There are of course many cinematic references, from the schlock of ‘50s sci-fi to more than a hint of Close Encounters that also fueled last year’s Nope. There are also echoes to many of Anderson’s own films. There’s the dynamic between Dinah (Grace Edwards) and Woodward (Jake Ryan), which warmly evokes the adolescent affections of Moonrise Kingdom; the widower character reminds of The Royal Tenenbaums; the over-the-top stagecraft first seen in Rushmore; the goofy animation of Fantastic Mr. Fox and Isle of Dogs that continues well into Anderson’s live-action productions; and even the salon-like setting of the cabins feel like sunbaked versions of The Grand Budapest Hotel’s warren-like rooms.
The music, always fundamental to the crafting of Anderson’s cinematic worlds, employs a mix of Jimmie Rodgers-style early country music and newly constructed hoedowns, often used deep in the background of the mix, eschewing overt needledrop moments like in some of the earlier films in favor of simply setting a twangy mood. Jarvis Cocker continues the tradition of providing a song or two, and his baritone intoning of the film’s central mantra closes out the credits.
This repeated line may seem fatuous and self-evident, but perhaps no less silly and jingoistic as, say, the repeating of the title in The Cradle Will Rock. It’s a matter of simply going with it, letting those elements that are serious and those less so to live with equal power—to embrace the journey, even if you’re never quite sure it’s traveled more than across the street or to a neighboring balcony.

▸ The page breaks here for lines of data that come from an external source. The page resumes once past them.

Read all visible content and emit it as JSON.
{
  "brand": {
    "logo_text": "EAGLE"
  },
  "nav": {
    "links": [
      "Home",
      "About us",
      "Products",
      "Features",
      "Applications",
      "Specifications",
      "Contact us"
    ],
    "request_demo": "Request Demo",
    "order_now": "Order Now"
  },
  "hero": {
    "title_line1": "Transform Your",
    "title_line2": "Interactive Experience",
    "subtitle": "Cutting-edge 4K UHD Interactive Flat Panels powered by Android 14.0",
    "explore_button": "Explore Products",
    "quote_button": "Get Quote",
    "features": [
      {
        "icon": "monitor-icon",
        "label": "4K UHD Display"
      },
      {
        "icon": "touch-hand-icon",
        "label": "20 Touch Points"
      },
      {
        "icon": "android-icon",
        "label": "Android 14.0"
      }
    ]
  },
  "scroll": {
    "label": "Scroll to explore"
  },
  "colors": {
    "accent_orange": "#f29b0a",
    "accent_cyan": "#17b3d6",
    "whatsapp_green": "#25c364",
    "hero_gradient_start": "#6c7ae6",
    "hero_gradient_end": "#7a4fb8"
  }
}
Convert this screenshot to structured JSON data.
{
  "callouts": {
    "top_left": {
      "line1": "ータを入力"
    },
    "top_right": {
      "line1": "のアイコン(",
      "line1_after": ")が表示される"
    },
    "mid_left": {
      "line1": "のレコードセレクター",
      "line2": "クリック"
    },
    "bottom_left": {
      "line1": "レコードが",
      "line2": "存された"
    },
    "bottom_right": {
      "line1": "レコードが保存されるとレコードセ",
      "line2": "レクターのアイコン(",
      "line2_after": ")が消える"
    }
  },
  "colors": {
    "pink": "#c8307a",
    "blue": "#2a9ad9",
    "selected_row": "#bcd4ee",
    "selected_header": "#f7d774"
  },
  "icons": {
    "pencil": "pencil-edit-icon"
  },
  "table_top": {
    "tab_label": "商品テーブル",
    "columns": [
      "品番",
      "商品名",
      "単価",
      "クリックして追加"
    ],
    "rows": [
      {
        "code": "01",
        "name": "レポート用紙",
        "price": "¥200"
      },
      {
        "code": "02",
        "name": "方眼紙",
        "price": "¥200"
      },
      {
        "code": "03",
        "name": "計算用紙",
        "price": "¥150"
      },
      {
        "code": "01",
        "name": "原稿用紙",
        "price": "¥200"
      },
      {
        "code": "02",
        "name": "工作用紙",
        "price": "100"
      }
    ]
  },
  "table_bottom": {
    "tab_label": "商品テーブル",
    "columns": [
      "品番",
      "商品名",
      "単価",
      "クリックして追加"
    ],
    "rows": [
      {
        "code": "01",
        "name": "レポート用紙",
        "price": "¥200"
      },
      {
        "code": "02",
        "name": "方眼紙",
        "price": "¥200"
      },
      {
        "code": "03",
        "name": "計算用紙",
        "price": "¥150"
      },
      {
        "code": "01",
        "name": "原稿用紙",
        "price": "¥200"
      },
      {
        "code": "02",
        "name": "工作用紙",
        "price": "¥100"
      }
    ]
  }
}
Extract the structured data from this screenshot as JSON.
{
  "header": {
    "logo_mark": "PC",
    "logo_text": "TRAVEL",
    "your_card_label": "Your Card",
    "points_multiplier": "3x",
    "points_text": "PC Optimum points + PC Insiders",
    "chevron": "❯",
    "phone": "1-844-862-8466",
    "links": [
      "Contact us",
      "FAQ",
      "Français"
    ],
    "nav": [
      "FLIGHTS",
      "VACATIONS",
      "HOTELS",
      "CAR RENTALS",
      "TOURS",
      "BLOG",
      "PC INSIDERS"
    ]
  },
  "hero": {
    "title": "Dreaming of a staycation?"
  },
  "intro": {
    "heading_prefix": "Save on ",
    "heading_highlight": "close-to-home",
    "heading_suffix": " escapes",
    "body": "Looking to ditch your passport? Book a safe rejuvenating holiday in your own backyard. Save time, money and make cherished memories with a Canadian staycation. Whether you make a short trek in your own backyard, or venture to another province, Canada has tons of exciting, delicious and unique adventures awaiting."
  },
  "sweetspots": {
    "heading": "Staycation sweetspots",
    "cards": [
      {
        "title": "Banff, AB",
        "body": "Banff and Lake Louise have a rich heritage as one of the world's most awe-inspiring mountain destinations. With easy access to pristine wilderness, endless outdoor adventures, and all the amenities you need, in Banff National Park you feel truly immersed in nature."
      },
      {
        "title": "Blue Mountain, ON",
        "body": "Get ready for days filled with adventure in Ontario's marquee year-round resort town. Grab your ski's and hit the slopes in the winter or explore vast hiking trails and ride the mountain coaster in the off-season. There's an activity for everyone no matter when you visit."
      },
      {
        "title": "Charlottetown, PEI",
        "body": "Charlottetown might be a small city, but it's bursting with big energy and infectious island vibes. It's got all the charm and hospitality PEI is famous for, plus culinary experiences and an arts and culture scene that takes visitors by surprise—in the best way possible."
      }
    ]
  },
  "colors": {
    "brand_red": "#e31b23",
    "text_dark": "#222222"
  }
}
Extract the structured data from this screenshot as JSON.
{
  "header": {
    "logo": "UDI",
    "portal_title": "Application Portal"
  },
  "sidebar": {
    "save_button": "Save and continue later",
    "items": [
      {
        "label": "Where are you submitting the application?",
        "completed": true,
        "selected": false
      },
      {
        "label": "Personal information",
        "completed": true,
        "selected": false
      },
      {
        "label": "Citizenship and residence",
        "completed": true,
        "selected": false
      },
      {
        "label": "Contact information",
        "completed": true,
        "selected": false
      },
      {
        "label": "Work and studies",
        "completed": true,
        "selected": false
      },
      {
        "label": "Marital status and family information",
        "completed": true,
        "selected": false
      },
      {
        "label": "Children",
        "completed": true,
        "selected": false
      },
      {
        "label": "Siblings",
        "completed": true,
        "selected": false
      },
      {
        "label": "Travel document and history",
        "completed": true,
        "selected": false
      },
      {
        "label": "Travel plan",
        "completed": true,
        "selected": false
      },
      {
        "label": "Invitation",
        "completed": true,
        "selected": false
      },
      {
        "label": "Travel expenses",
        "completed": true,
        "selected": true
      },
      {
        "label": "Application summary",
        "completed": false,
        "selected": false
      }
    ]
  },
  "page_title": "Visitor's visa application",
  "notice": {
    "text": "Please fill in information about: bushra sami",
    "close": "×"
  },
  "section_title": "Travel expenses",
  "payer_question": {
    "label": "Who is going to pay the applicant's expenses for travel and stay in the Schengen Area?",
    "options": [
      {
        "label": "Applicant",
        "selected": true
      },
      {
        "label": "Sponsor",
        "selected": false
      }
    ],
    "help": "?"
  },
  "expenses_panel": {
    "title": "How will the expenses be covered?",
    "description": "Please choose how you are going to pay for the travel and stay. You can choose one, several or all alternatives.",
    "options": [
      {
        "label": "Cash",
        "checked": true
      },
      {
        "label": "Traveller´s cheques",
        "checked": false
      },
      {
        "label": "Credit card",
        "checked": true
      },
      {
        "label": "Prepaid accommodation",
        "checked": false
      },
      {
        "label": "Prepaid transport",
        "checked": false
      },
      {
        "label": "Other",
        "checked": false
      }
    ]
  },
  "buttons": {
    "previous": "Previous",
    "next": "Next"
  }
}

Asteroid City may be a minor work by this artist, but it’s still a magical one. It’s akin to the Coen Brothers’ The Man Who Wasn’t There: Perhaps not one of the films that gets checked off on the top of the pantheon, but nonetheless a welcome addition to one of the most interesting, intricate filmographies in the canon. There’s so much joy on screen, so much playfulness, that it’s perhaps churlish to complain about any missteps. While not as deeply moving as some, or downright thrilling as others in Anderson’s filmography, it’s a journey to the desert well worth taking.
Director: Wes Anderson
Writer: Wes Anderson
Starring: Jason Schwartzman, Scarlett Johansson, Tom Hanks, Jeffrey Wright, Tilda Swinton, Bryan Cranston, Edward Norton, Adrien Brody, Liev Schreiber, Hope Davis, Steve Park, Rupert Friend, Maya Hawke, Steve Carell, Matt Dillon, Hong Chau, Willem Dafoe, Margot Robbie, Tony Revolori, Jake Ryan, Jeff Goldblum
Release Date: May 23, 2023 (Cannes)
Jason Gorber is a Toronto based film Critic and Journalist, Editor-in-Chief at That Shelf, the movie critic for CBC’s Metro Morning, and others. He is a member of the Toronto Film Critics Association and voter for the Critics Choice Awards Association. He also knows for a fact that CASINO is Scorsese’s masterpiece, and has a cat named Zissou.